Poor inner-city blacks, socialized and acculturated to being poor inner city blacks, are accustomed to seeking all their health care at Grady. For nearly a century, providing this health care has been regarded a charitable act, frequently delivered by benevolent whites. Who knows? Perhaps this was considered the price of maintaining the peace.
The wounds of racism have healed better in the South than some other parts of the country, but the injuries were far worse to being with. This is where the social unrest of the Civil Rights Movement had its roots, not 10 blocks from the hospital. This was Martin Luther King's first stomping grounds, the place he spent his formative years, a place central to much of his life.
And yet, poor blacks get their health care at the emergency room. This is where I met a homeless diabetic who had enough sense to develop DKA on the coldest nights of the year. This is where I met a woman whose first name is a sexually transmitted disease her mother must have liked the sound of. And the one legged hooker with a pressure sore the size of Rhode Island.

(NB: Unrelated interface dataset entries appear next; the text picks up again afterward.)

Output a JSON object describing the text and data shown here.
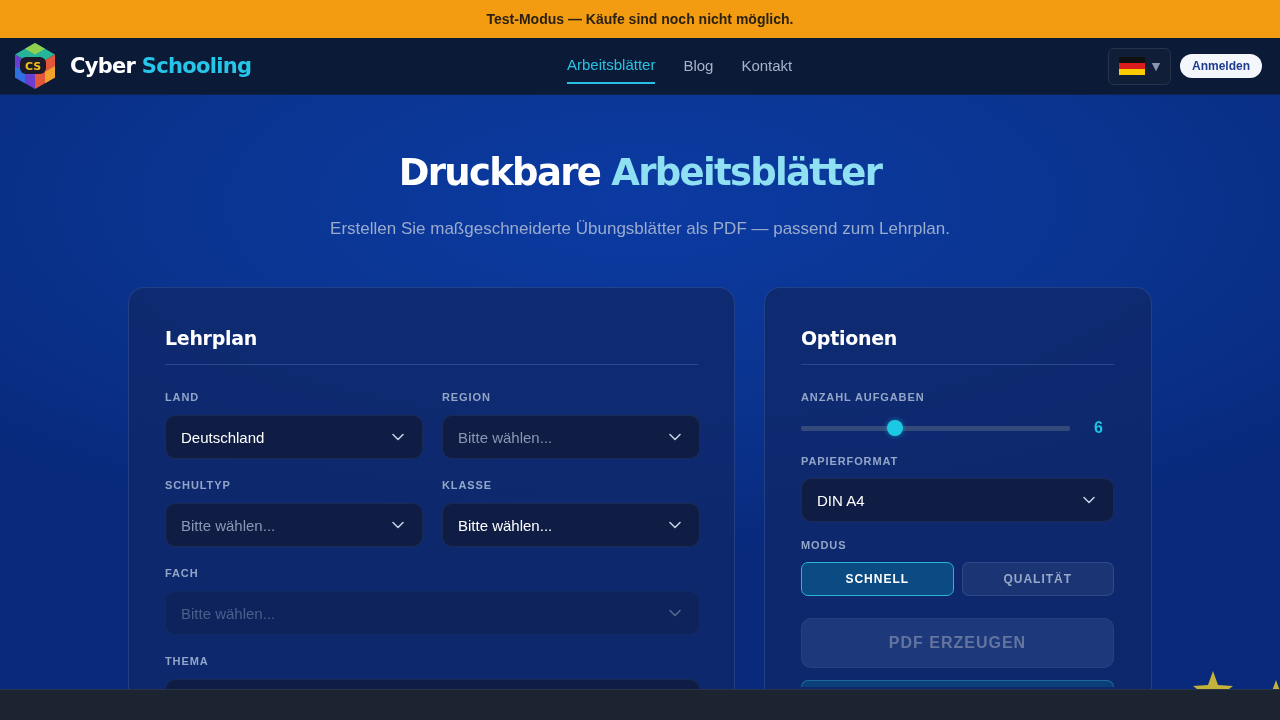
{
  "notice": {
    "text": "Test-Modus — Käufe sind noch nicht möglich."
  },
  "header": {
    "logo": {
      "mark": "CS",
      "name": [
        {
          "text": "Cyber ",
          "accent": false
        },
        {
          "text": "Schooling",
          "accent": true
        }
      ]
    },
    "nav": [
      {
        "label": "Arbeitsblätter",
        "selected": true
      },
      {
        "label": "Blog",
        "selected": false
      },
      {
        "label": "Kontakt",
        "selected": false
      }
    ],
    "language": {
      "caret": "▼"
    },
    "login_button": {
      "label": "Anmelden"
    }
  },
  "hero": {
    "title": [
      {
        "text": "Druckbare ",
        "accent": false
      },
      {
        "text": "Arbeitsblätter",
        "accent": true
      }
    ],
    "subtitle": "Erstellen Sie maßgeschneiderte Übungsblätter als PDF — passend zum Lehrplan."
  },
  "curriculum": {
    "title": "Lehrplan",
    "rows": [
      [
        {
          "label": "LAND",
          "value": "Deutschland",
          "disabled": false
        },
        {
          "label": "REGION",
          "placeholder": "Bitte wählen...",
          "disabled": false
        }
      ],
      [
        {
          "label": "SCHULTYP",
          "placeholder": "Bitte wählen...",
          "disabled": false
        },
        {
          "label": "KLASSE",
          "value": "Bitte wählen...",
          "disabled": false
        }
      ],
      [
        {
          "label": "FACH",
          "placeholder": "Bitte wählen...",
          "disabled": true
        }
      ],
      [
        {
          "label": "THEMA",
          "disabled": false
        }
      ]
    ]
  },
  "options": {
    "title": "Optionen",
    "count": {
      "label": "ANZAHL AUFGABEN",
      "level": 0.34,
      "reading": "6"
    },
    "paper": {
      "label": "PAPIERFORMAT",
      "value": "DIN A4"
    },
    "mode": {
      "label": "MODUS",
      "options": [
        {
          "label": "SCHNELL",
          "selected": true
        },
        {
          "label": "QUALITÄT",
          "selected": false
        }
      ]
    },
    "generate_button": {
      "label": "PDF ERZEUGEN",
      "disabled": true
    }
  }
}
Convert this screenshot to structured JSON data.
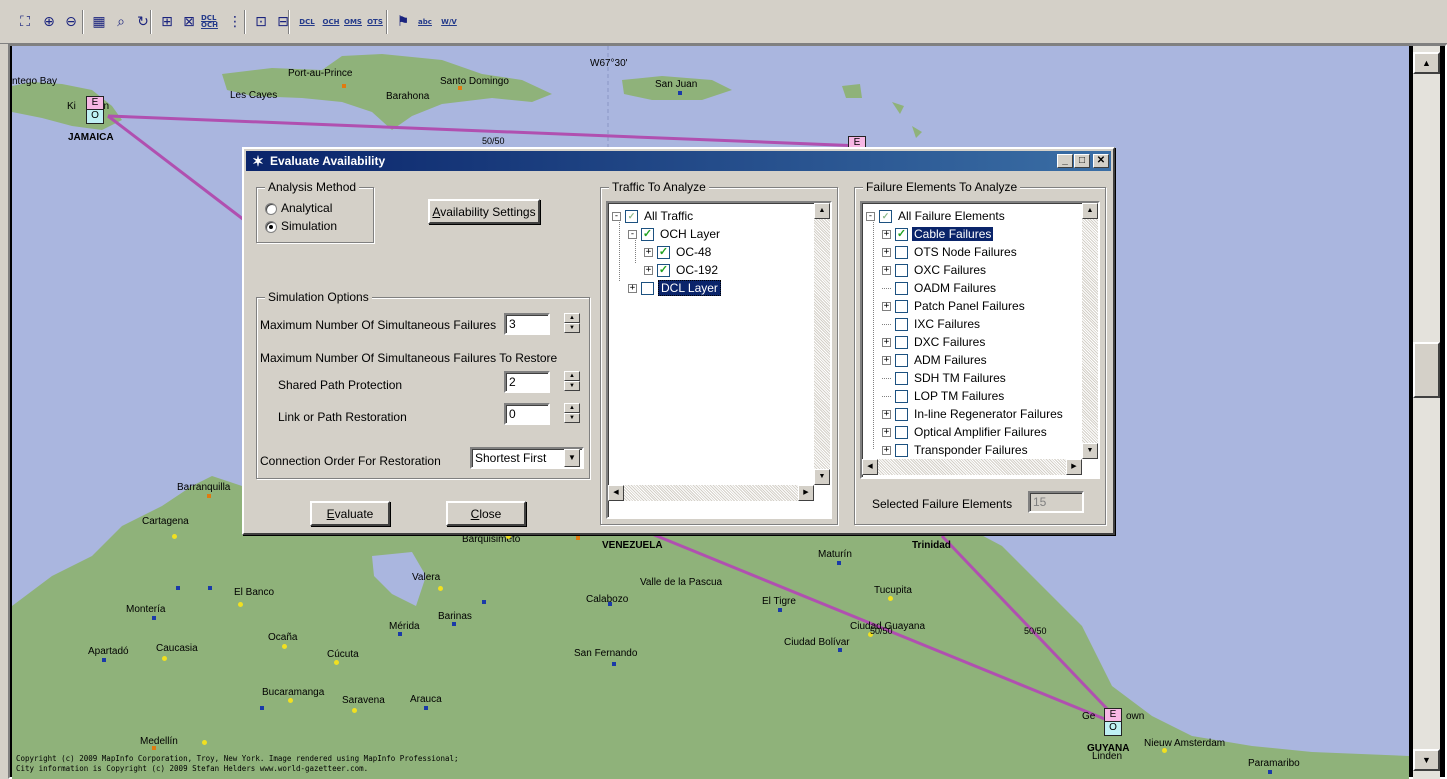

These are not dumb people. These are people who don't know better because they've never been shown better. Put aside morality for a moment, put aside questions about who gets your hard-earned tax-money for a minute and you'll realize these are resourceful, intelligent people who are so messed up by their circumstances, they can not do any better. They are shaped by a dysfunctional system. The last thing they need ER primary care.
Buried at the bottom of the NYTimes article is the following:
Some black activists and elected officials had warned that the governance change would shift control of the hospital from black political leaders to white business leaders. The hospital’s problems, they said, are financial and not political.So is that what this is about? Gradually over the years, Grady came to be controlled by prominent African-American activists and business players. The state and counties continue to fund an incompetent, inefficient, insufferable and impossible health system because the alternative is likely to be construed through the lens of American race politics.
And still, poor black men, women and children get substandard care because there is no incentive to actually improve what's available. God help minority populations when the important thing is maintaining control of the system, rather than delivering the service.
I suppose it is natural and inevitable for a previously oppressed populations to want to control their own community's assets and resources. I have seen this before; in Native communities in Quebec's North, with the French and English struggle in Canada and to a lesser extent with Latinos in the US. The control of health care by the target minority group does not ensure the delivery of appropriate care. How often and to what extent is the same scenario played out by County and public hospitals across the country?
A hyper-realist is saddened.